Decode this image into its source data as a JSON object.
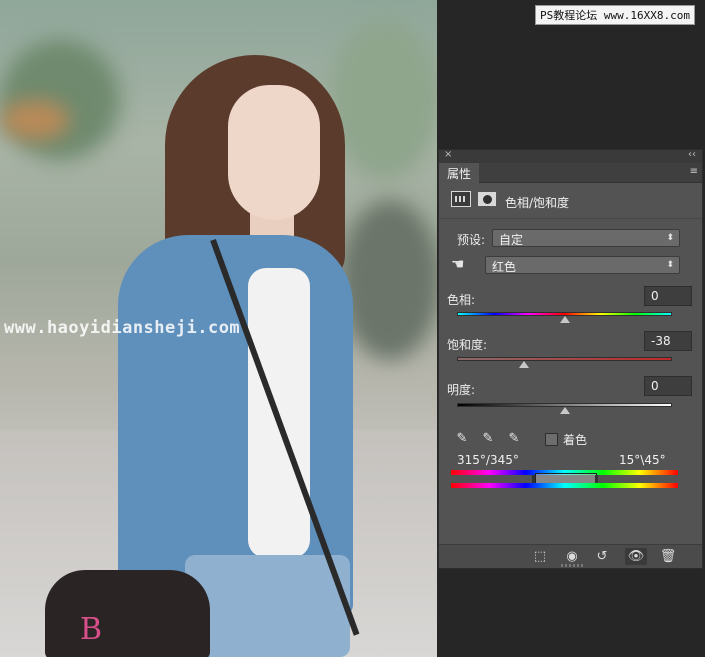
{
  "watermarks": {
    "left": "www.haoyidiansheji.com",
    "right": "PS教程论坛 www.16XX8.com"
  },
  "photo": {
    "bag_mark": "B"
  },
  "panel": {
    "close_glyph": "×",
    "collapse_glyph": "‹‹",
    "tab_label": "属性",
    "menu_glyph": "≡",
    "adjustment_title": "色相/饱和度",
    "preset_label": "预设:",
    "preset_value": "自定",
    "channel_value": "红色",
    "hand_glyph": "☚",
    "hue": {
      "label": "色相:",
      "value": "0",
      "position": 0.5
    },
    "saturation": {
      "label": "饱和度:",
      "value": "-38",
      "position": 0.31
    },
    "lightness": {
      "label": "明度:",
      "value": "0",
      "position": 0.5
    },
    "colorize_label": "着色",
    "colorize_checked": false,
    "range_left": "315°/345°",
    "range_right": "15°\\45°",
    "footer": {
      "clip_glyph": "⬚",
      "view_prev_glyph": "◉",
      "reset_glyph": "↺",
      "visibility_glyph": "👁",
      "delete_glyph": "🗑"
    }
  },
  "colors": {
    "panel_bg": "#535353",
    "workspace_bg": "#262626",
    "hue_track": "linear rainbow",
    "saturation_track": "#c02a2a",
    "lightness_track": "black-to-white"
  }
}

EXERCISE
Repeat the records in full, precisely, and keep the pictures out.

WRITTEN SOLUTION
Decode this image into its source data as a JSON object.
{
  "watermarks": {
    "left": "www.haoyidiansheji.com",
    "right": "PS教程论坛 www.16XX8.com"
  },
  "photo": {
    "bag_mark": "B"
  },
  "panel": {
    "close_glyph": "×",
    "collapse_glyph": "‹‹",
    "tab_label": "属性",
    "menu_glyph": "≡",
    "adjustment_title": "色相/饱和度",
    "preset_label": "预设:",
    "preset_value": "自定",
    "channel_value": "红色",
    "hand_glyph": "☚",
    "hue": {
      "label": "色相:",
      "value": "0",
      "position": 0.5
    },
    "saturation": {
      "label": "饱和度:",
      "value": "-38",
      "position": 0.31
    },
    "lightness": {
      "label": "明度:",
      "value": "0",
      "position": 0.5
    },
    "colorize_label": "着色",
    "colorize_checked": false,
    "range_left": "315°/345°",
    "range_right": "15°\\45°",
    "footer": {
      "clip_glyph": "⬚",
      "view_prev_glyph": "◉",
      "reset_glyph": "↺",
      "visibility_glyph": "👁",
      "delete_glyph": "🗑"
    }
  },
  "colors": {
    "panel_bg": "#535353",
    "workspace_bg": "#262626",
    "hue_track": "linear rainbow",
    "saturation_track": "#c02a2a",
    "lightness_track": "black-to-white"
  }
}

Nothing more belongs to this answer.